Yellow 6: Has been reported to cause allergies and is linked to hyperactivity in children. some studies have shown that it has caused adrenal gland and kidney tumors in animals. It is also linked to skin issues, asthma, and chromosomal damage.
None of this is good.
Do our pets care about the color of their food? That's pretty doubtful. So why in the world are these artificial colors added to our pets' food?
Yes, for us. If we see green kibble in the shape of a pea, we think “real veggies.” And if we see a red kibble in the shape of a steak, there must be real beef in there. The opposite is true. Orange is not cheese, either. Our pets do not choose the food we purchase for them. It's all about us, and it's a mental game. Many companies prey upon the common misconception that “color” means “real” and “fresh,” when it means exactly the opposite.
There are a million (or so) ways we can help our pets through diet, but an easy first step toward a healthier way is to make sure we are eliminating artificial color from their diets. For every food that has artificial colors, there is a better one that doesn't. Instead of shopping at the grocery store or mega pet store for pet food, try a small, locally owned shop. The employees are likely to be more educated and can help you find the right food to meet your pet's needs.
We rotate our dog, N.A.S.H.A.'s food (another great way to keep your pet healthier). Some we purchase from our local small pet supply store, and some I order online through Petbrosia, a company that customizes and delivers dog and cat food based on the breed, age, gender, and activity level of your pet. We love it, so it might be worth checking out if you're looking to make a switch.

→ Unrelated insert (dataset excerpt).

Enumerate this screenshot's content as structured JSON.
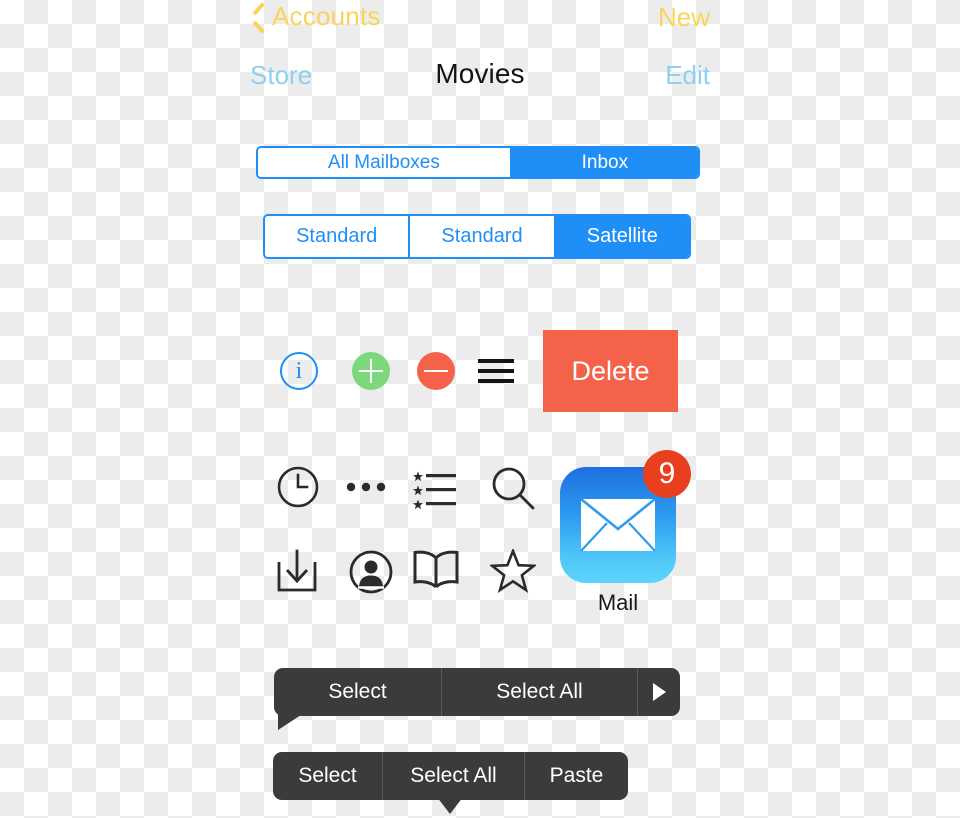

Feeding ourselves can be quite overwhelming, so worrying about the diet we feed our pets is just another stressor, but it doesn't have to be, and we don't need to beat ourselves up over it. Take reasonable steps to improve the situation. Ask yourself, as Shannon would “where are you now?” There's always room for improvement.